**TASK TO COMPLETE**:
All of the entries need to be copied character for character.

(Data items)

#####

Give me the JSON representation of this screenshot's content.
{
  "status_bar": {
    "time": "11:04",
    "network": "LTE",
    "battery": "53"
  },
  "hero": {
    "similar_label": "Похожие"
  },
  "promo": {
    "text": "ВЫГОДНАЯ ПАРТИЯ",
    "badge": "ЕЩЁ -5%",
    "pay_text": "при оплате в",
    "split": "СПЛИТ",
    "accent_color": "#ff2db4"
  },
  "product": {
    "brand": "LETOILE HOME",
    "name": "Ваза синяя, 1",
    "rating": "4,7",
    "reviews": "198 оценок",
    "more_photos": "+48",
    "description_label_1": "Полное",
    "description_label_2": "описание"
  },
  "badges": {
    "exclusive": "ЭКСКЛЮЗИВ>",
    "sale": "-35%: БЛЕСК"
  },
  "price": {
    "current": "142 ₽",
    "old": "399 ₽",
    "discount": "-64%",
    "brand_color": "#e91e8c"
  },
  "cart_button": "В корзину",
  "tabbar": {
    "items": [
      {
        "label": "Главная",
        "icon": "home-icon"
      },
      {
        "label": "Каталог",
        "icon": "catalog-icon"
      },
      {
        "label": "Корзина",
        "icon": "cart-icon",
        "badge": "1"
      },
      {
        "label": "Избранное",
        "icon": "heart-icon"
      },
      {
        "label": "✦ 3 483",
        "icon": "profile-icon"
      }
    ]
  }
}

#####

**RESPONSE BOX**:
Give me the JSON representation of this screenshot's content.
{
  "status_bar": {
    "time": "11:04",
    "network": "LTE",
    "battery": "53"
  },
  "hero": {
    "similar_label": "Похожие"
  },
  "promo": {
    "text": "ВЫГОДНАЯ ПАРТИЯ",
    "badge": "ЕЩЁ -5%",
    "pay_text": "при оплате в",
    "split": "СПЛИТ",
    "accent_color": "#ff2db4"
  },
  "product": {
    "brand": "LETOILE HOME",
    "name": "Ваза синяя, 1",
    "rating": "4,7",
    "reviews": "198 оценок",
    "more_photos": "+48",
    "description_label_1": "Полное",
    "description_label_2": "описание"
  },
  "badges": {
    "exclusive": "ЭКСКЛЮЗИВ>",
    "sale": "-35%: БЛЕСК"
  },
  "price": {
    "current": "142 ₽",
    "old": "399 ₽",
    "discount": "-64%",
    "brand_color": "#e91e8c"
  },
  "cart_button": "В корзину",
  "tabbar": {
    "items": [
      {
        "label": "Главная",
        "icon": "home-icon"
      },
      {
        "label": "Каталог",
        "icon": "catalog-icon"
      },
      {
        "label": "Корзина",
        "icon": "cart-icon",
        "badge": "1"
      },
      {
        "label": "Избранное",
        "icon": "heart-icon"
      },
      {
        "label": "✦ 3 483",
        "icon": "profile-icon"
      }
    ]
  }
}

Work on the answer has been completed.